“Public transportation brings environmental benefits and contributes to social justice goals. While the towns in Orange County have grown, the pollution and frustration of traffic congestion have been reduced; in addition, the county has maintained environmental benefits such as the rural buffer and watershed protection. Social justice goals are served because mobility is the single strongest factor contributing to economic advancement for low-wealth families.
“The economic benefit of public transit is illustrated by the seamless integration of the county’s largest institution into the community. UNC is a partner in financing Chapel Hill Transit, and the system serves UNC Health Care staff, patients and visitors. The University recognizes that public transit is essential to the campus and hospitals.
“All of this background informs the decision our community confronts today: should we invest in the first leg of a Triangle-wide light rail public transportation system?
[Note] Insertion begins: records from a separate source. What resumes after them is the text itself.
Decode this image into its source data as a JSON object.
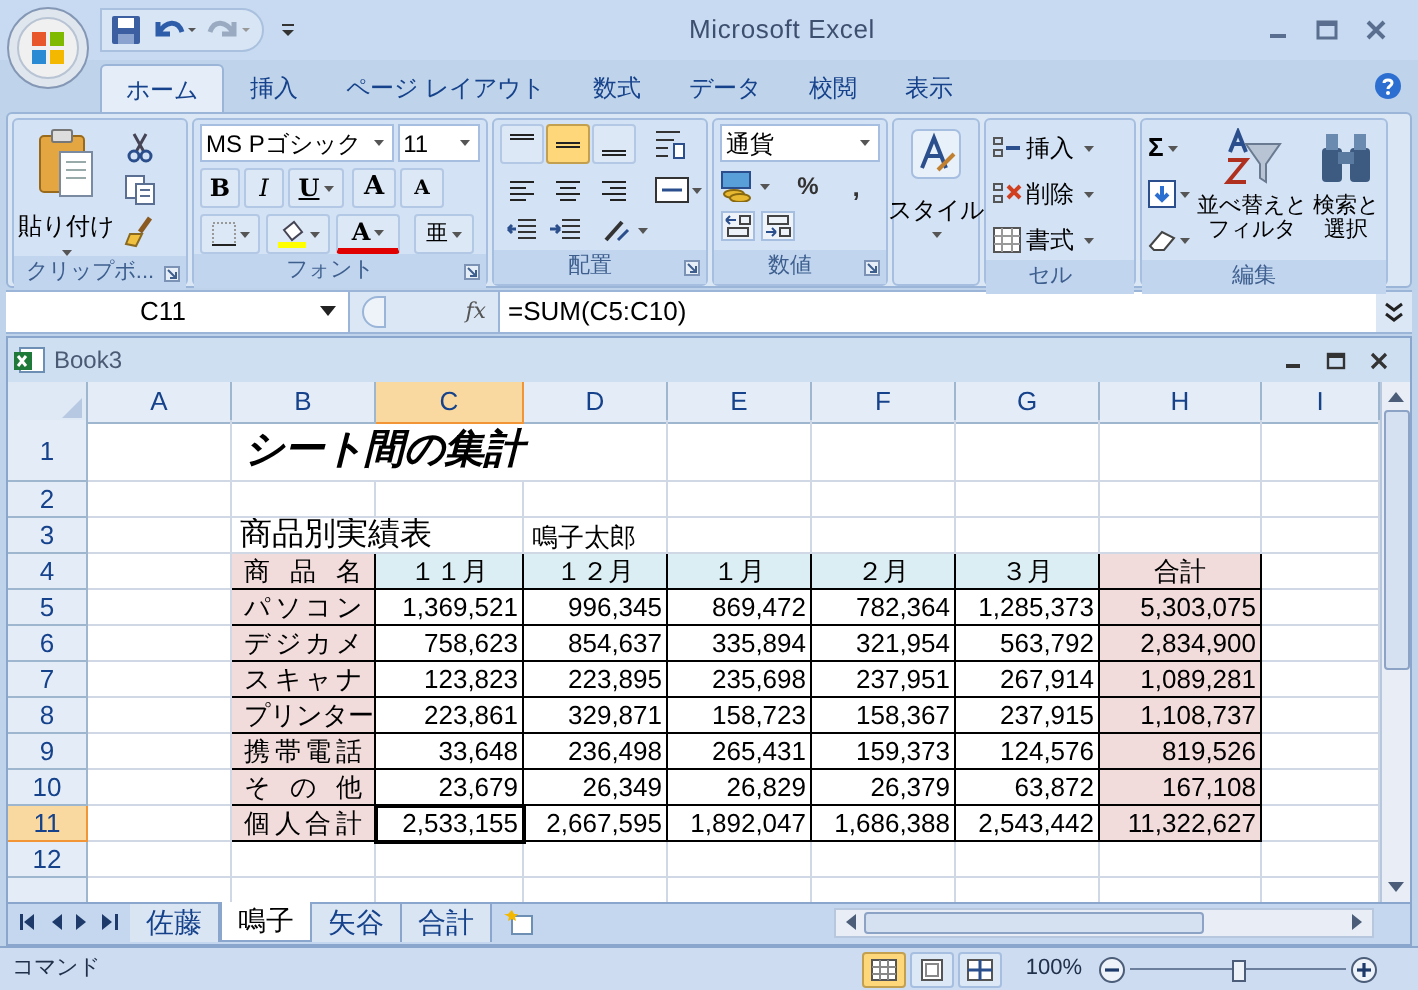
{
  "window": {
    "title": "Microsoft Excel"
  },
  "ribbon_tabs": [
    {
      "label": "ホーム",
      "selected": true
    },
    {
      "label": "挿入",
      "selected": false
    },
    {
      "label": "ページ レイアウト",
      "selected": false
    },
    {
      "label": "数式",
      "selected": false
    },
    {
      "label": "データ",
      "selected": false
    },
    {
      "label": "校閲",
      "selected": false
    },
    {
      "label": "表示",
      "selected": false
    }
  ],
  "clipboard": {
    "paste": "貼り付け",
    "group": "クリップボ..."
  },
  "font": {
    "name": "MS Pゴシック",
    "size": "11",
    "bold": "B",
    "italic": "I",
    "underline": "U",
    "grow": "A",
    "shrink": "A",
    "color_letter": "A",
    "phonetic": "亜",
    "group": "フォント"
  },
  "alignment": {
    "vertical": [
      {
        "selected": false
      },
      {
        "selected": true
      },
      {
        "selected": false
      }
    ],
    "group": "配置"
  },
  "number": {
    "format": "通貨",
    "percent": "%",
    "comma": ",",
    "group": "数値"
  },
  "styles": {
    "label": "スタイル"
  },
  "cells": {
    "items": [
      "挿入",
      "削除",
      "書式"
    ],
    "group": "セル"
  },
  "editing": {
    "sum": "Σ",
    "sort": "並べ替えとフィルタ",
    "find": "検索と選択",
    "group": "編集"
  },
  "name_box": "C11",
  "function_button": "fx",
  "formula": "=SUM(C5:C10)",
  "workbook": {
    "title": "Book3"
  },
  "columns": [
    {
      "label": "A",
      "selected": false
    },
    {
      "label": "B",
      "selected": false
    },
    {
      "label": "C",
      "selected": true
    },
    {
      "label": "D",
      "selected": false
    },
    {
      "label": "E",
      "selected": false
    },
    {
      "label": "F",
      "selected": false
    },
    {
      "label": "G",
      "selected": false
    },
    {
      "label": "H",
      "selected": false
    },
    {
      "label": "I",
      "selected": false
    }
  ],
  "rows": [
    {
      "header": "1",
      "selected": false,
      "cells": [
        {
          "kind": "blank"
        },
        {
          "kind": "title",
          "text": "シート間の集計"
        },
        {
          "kind": "blank"
        },
        {
          "kind": "blank"
        },
        {
          "kind": "blank"
        },
        {
          "kind": "blank"
        },
        {
          "kind": "blank"
        }
      ]
    },
    {
      "header": "2",
      "selected": false,
      "cells": [
        {
          "kind": "blank"
        },
        {
          "kind": "blank"
        },
        {
          "kind": "blank"
        },
        {
          "kind": "blank"
        },
        {
          "kind": "blank"
        },
        {
          "kind": "blank"
        },
        {
          "kind": "blank"
        },
        {
          "kind": "blank"
        },
        {
          "kind": "blank"
        }
      ]
    },
    {
      "header": "3",
      "selected": false,
      "cells": [
        {
          "kind": "blank"
        },
        {
          "kind": "subtitle",
          "text": "商品別実績表"
        },
        {
          "kind": "note",
          "text": "鳴子太郎"
        },
        {
          "kind": "blank"
        },
        {
          "kind": "blank"
        },
        {
          "kind": "blank"
        },
        {
          "kind": "blank"
        },
        {
          "kind": "blank"
        }
      ]
    },
    {
      "header": "4",
      "selected": false,
      "cells": [
        {
          "kind": "blank"
        },
        {
          "kind": "label",
          "text": "商品名"
        },
        {
          "kind": "heading",
          "text": "１１月"
        },
        {
          "kind": "heading",
          "text": "１２月"
        },
        {
          "kind": "heading",
          "text": "１月"
        },
        {
          "kind": "heading",
          "text": "２月"
        },
        {
          "kind": "heading",
          "text": "３月"
        },
        {
          "kind": "total_heading",
          "text": "合計"
        },
        {
          "kind": "blank"
        }
      ]
    },
    {
      "header": "5",
      "selected": false,
      "cells": [
        {
          "kind": "blank"
        },
        {
          "kind": "label",
          "text": "パソコン"
        },
        {
          "kind": "number",
          "text": "1,369,521"
        },
        {
          "kind": "number",
          "text": "996,345"
        },
        {
          "kind": "number",
          "text": "869,472"
        },
        {
          "kind": "number",
          "text": "782,364"
        },
        {
          "kind": "number",
          "text": "1,285,373"
        },
        {
          "kind": "total",
          "text": "5,303,075"
        },
        {
          "kind": "blank"
        }
      ]
    },
    {
      "header": "6",
      "selected": false,
      "cells": [
        {
          "kind": "blank"
        },
        {
          "kind": "label",
          "text": "デジカメ"
        },
        {
          "kind": "number",
          "text": "758,623"
        },
        {
          "kind": "number",
          "text": "854,637"
        },
        {
          "kind": "number",
          "text": "335,894"
        },
        {
          "kind": "number",
          "text": "321,954"
        },
        {
          "kind": "number",
          "text": "563,792"
        },
        {
          "kind": "total",
          "text": "2,834,900"
        },
        {
          "kind": "blank"
        }
      ]
    },
    {
      "header": "7",
      "selected": false,
      "cells": [
        {
          "kind": "blank"
        },
        {
          "kind": "label",
          "text": "スキャナ"
        },
        {
          "kind": "number",
          "text": "123,823"
        },
        {
          "kind": "number",
          "text": "223,895"
        },
        {
          "kind": "number",
          "text": "235,698"
        },
        {
          "kind": "number",
          "text": "237,951"
        },
        {
          "kind": "number",
          "text": "267,914"
        },
        {
          "kind": "total",
          "text": "1,089,281"
        },
        {
          "kind": "blank"
        }
      ]
    },
    {
      "header": "8",
      "selected": false,
      "cells": [
        {
          "kind": "blank"
        },
        {
          "kind": "label",
          "text": "プリンター"
        },
        {
          "kind": "number",
          "text": "223,861"
        },
        {
          "kind": "number",
          "text": "329,871"
        },
        {
          "kind": "number",
          "text": "158,723"
        },
        {
          "kind": "number",
          "text": "158,367"
        },
        {
          "kind": "number",
          "text": "237,915"
        },
        {
          "kind": "total",
          "text": "1,108,737"
        },
        {
          "kind": "blank"
        }
      ]
    },
    {
      "header": "9",
      "selected": false,
      "cells": [
        {
          "kind": "blank"
        },
        {
          "kind": "label",
          "text": "携帯電話"
        },
        {
          "kind": "number",
          "text": "33,648"
        },
        {
          "kind": "number",
          "text": "236,498"
        },
        {
          "kind": "number",
          "text": "265,431"
        },
        {
          "kind": "number",
          "text": "159,373"
        },
        {
          "kind": "number",
          "text": "124,576"
        },
        {
          "kind": "total",
          "text": "819,526"
        },
        {
          "kind": "blank"
        }
      ]
    },
    {
      "header": "10",
      "selected": false,
      "cells": [
        {
          "kind": "blank"
        },
        {
          "kind": "label",
          "text": "その他"
        },
        {
          "kind": "number",
          "text": "23,679"
        },
        {
          "kind": "number",
          "text": "26,349"
        },
        {
          "kind": "number",
          "text": "26,829"
        },
        {
          "kind": "number",
          "text": "26,379"
        },
        {
          "kind": "number",
          "text": "63,872"
        },
        {
          "kind": "total",
          "text": "167,108"
        },
        {
          "kind": "blank"
        }
      ]
    },
    {
      "header": "11",
      "selected": true,
      "cells": [
        {
          "kind": "blank"
        },
        {
          "kind": "label",
          "text": "個人合計"
        },
        {
          "kind": "number",
          "text": "2,533,155"
        },
        {
          "kind": "number",
          "text": "2,667,595"
        },
        {
          "kind": "number",
          "text": "1,892,047"
        },
        {
          "kind": "number",
          "text": "1,686,388"
        },
        {
          "kind": "number",
          "text": "2,543,442"
        },
        {
          "kind": "total",
          "text": "11,322,627"
        },
        {
          "kind": "blank"
        }
      ]
    },
    {
      "header": "12",
      "selected": false,
      "cells": [
        {
          "kind": "blank"
        },
        {
          "kind": "blank"
        },
        {
          "kind": "blank"
        },
        {
          "kind": "blank"
        },
        {
          "kind": "blank"
        },
        {
          "kind": "blank"
        },
        {
          "kind": "blank"
        },
        {
          "kind": "blank"
        },
        {
          "kind": "blank"
        }
      ]
    }
  ],
  "sheet_tabs": [
    {
      "label": "佐藤",
      "selected": false
    },
    {
      "label": "鳴子",
      "selected": true
    },
    {
      "label": "矢谷",
      "selected": false
    },
    {
      "label": "合計",
      "selected": false
    }
  ],
  "status_bar": {
    "mode": "コマンド",
    "views": [
      {
        "selected": true
      },
      {
        "selected": false
      },
      {
        "selected": false
      }
    ],
    "zoom": "100%",
    "zoom_slider": {
      "level": 0.5
    }
  }
}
“We believe the answer is an emphatic yes. Our county leaders have negotiated an equitable cost-sharing agreement, and in return we can expect significant community-wide benefits. Just look at the enthusiastic support for the project from Clean Air Carolina, the Sierra Club, and Medical Advocates for Healthy Air, all of which endorse the light rail plan because it “yields significant environmental benefits,” assists low-wealth families “by enhancing transportation options and access,” and “boosts economic development.”
“Orange County as we know it today came about through many decisions over the years. None have been more important than decisions about transportation. The right decision today for our future is supporting the light rail plan. We enthusiastically support it – and urge our commissioners to support it too.”
Carrboro Mayors Lydia Lavelle, Mark Chilton, Mike Nelson and Ellie Kinnaird
Chapel Hill Mayors Mark Kleinschmidt, Kevin Foy, Rosemary Waldorf, Ken Broun and Howard Lee